You talked about murders of women. Tell us a little more about this.
‘It’s a very difficult situation. There was an increase in murders of women in 2011. In 2010 over 400 women were murdered, in 2011 over 500, and by November 2012 the figure was already 500. And the women being murdered are very young, 18 to 25 or 30. The majority of these murders go unpunished; 90% aren’t investigated. And they’re not recorded specifically as murders of women. When we ask for information, they say investigations are taking place, but we find that the authorities aren’t really concerned. They’re not interested in giving answers to the people, or in justice, for the two big groups who are vulnerable, young people and women, who are victims of murder.’
And why is this happening? Is it domestic violence?
It has to do with domestic violence, but it’s very hard to find out what happened in these cases. For example, in our organisation two women were murdered. One was in her house talking to someone, and someone went past on a bicycle and shot her. And the other was getting ready to go to work in the sweat-shop early in the morning, and she was murdered too. And we’ve asked the authorities for reports about what happened, but we’ve got nowhere. And the families are also very frightened of reporting the killings.
Were they killed for their trade union or community activities?

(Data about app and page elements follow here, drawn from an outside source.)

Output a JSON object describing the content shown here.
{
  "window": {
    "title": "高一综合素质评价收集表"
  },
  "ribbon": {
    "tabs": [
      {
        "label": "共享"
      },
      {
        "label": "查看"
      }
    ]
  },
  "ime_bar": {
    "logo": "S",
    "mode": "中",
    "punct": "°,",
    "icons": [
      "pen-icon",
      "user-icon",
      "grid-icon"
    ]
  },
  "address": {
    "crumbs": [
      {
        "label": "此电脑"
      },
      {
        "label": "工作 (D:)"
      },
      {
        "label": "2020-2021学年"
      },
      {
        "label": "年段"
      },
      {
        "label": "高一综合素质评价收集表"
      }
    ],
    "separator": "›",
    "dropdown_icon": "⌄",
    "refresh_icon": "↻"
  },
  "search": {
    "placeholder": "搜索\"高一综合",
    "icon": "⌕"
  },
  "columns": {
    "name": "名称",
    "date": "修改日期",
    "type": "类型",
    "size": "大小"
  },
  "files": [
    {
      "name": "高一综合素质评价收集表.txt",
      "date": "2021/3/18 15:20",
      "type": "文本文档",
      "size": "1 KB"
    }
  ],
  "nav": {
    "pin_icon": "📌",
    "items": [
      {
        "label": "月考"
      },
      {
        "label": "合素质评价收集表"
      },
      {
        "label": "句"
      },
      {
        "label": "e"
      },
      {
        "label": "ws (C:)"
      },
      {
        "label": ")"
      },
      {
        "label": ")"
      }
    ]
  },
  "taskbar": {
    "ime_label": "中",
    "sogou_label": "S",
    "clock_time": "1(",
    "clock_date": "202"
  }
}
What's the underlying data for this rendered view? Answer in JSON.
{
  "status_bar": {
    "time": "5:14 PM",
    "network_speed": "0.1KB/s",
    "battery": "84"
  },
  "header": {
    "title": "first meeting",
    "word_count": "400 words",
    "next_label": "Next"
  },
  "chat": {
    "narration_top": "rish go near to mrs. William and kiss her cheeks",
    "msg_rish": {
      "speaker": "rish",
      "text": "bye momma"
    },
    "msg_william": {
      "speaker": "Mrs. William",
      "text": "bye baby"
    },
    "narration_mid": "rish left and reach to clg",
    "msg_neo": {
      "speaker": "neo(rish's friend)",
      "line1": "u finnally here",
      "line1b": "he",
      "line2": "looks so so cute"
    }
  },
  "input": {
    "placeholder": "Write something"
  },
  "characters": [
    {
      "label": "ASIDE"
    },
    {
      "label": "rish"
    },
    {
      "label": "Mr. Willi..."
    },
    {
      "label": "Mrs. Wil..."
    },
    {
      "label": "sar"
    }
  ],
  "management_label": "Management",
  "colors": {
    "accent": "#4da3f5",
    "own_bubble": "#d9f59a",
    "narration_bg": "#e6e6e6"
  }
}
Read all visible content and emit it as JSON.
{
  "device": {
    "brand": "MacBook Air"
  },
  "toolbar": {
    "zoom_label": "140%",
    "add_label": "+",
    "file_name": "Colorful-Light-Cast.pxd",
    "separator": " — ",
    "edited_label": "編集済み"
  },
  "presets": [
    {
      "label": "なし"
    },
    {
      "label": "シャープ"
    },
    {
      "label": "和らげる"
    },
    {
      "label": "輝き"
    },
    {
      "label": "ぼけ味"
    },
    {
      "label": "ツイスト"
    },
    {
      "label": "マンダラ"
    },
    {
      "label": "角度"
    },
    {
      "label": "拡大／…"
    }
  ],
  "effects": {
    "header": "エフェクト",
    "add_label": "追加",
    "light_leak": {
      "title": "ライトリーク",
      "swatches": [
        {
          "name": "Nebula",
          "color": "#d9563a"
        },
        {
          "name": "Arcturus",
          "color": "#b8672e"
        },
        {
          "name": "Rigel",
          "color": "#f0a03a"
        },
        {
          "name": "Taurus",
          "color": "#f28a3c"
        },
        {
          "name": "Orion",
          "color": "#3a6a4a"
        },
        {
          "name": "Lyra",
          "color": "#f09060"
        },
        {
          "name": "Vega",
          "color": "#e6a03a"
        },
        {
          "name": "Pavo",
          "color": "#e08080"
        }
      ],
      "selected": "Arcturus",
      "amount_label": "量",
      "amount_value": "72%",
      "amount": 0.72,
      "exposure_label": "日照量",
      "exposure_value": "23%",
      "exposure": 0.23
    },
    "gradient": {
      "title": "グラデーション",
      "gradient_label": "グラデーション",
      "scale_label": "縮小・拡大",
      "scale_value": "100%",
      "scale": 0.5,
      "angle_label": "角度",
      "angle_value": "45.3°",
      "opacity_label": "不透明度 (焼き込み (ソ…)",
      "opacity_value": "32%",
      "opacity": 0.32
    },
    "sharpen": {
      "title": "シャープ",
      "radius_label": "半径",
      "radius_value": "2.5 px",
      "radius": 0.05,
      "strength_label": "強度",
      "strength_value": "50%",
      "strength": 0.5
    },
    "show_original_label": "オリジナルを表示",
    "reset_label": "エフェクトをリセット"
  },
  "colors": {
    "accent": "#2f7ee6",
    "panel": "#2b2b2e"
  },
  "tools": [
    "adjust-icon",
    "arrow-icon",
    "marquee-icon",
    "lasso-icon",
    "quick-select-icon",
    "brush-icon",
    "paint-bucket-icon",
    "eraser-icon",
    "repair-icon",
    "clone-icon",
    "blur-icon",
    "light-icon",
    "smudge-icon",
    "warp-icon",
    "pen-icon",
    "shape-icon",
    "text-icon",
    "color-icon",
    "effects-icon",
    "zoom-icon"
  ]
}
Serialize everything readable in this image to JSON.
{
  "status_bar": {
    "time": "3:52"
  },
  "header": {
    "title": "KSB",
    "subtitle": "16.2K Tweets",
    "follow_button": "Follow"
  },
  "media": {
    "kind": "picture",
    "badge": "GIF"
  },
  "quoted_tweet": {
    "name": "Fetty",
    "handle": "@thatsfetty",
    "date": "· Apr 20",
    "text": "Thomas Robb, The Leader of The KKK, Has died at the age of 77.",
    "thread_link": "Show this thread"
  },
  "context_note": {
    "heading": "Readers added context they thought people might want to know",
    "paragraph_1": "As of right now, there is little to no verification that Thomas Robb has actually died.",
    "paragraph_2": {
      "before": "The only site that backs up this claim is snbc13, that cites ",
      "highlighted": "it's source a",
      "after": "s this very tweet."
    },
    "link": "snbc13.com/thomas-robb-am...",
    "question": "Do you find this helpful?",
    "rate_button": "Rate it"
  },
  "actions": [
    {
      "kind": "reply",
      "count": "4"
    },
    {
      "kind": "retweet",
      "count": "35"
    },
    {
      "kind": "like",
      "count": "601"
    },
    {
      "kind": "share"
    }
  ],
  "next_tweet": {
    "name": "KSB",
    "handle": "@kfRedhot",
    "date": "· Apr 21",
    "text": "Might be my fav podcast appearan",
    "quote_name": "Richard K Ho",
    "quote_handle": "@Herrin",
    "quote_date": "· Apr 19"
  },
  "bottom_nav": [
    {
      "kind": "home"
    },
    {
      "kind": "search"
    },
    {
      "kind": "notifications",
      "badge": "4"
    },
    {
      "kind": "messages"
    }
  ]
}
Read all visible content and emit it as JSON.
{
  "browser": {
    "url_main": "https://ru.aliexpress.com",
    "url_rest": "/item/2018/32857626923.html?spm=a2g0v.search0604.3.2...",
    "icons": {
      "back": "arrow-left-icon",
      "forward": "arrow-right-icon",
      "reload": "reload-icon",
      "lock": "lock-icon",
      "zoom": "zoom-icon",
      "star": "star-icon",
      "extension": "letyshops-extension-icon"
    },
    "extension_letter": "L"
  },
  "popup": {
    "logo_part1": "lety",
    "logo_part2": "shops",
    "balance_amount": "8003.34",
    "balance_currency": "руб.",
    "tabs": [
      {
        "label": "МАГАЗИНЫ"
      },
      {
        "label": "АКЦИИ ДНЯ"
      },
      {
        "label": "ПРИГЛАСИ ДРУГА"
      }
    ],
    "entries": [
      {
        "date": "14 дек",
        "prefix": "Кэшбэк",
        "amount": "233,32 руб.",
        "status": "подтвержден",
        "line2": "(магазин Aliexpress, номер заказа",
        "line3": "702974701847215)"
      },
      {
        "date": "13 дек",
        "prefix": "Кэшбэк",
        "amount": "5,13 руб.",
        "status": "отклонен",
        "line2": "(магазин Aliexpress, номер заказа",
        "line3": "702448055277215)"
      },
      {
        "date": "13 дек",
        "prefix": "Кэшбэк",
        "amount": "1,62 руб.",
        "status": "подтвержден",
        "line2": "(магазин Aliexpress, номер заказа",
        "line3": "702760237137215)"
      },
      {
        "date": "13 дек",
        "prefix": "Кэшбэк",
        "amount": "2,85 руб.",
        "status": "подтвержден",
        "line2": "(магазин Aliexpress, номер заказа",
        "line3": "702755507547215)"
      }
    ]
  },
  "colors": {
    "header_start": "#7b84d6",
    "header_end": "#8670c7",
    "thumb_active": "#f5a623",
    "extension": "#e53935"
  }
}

‘At the time of the coup, there were murders. There was organised violence, disappearances., and women were murdered for being involved in the resistance. It’s really difficult. The authorities don’t do anything. In fact, during the coup the repression against the resistance was terrible, from the army and even the police. There were rapes of women who’d been taken to police stations, rapes by the police. It’s a way of trying to shut us up, because the methods used are often symbolic. They’re tortured, raped, shot in the mouth. It’s sending a message.’
Is there a message you’d like to send to people who read this interview?
‘International solidarity is very important. It’s important in countries where governments don’t do anything, to secure just for the poorest people. Solidarity is important at times that human rights are being violated. People can take action in their countries, and spread the information we provide.’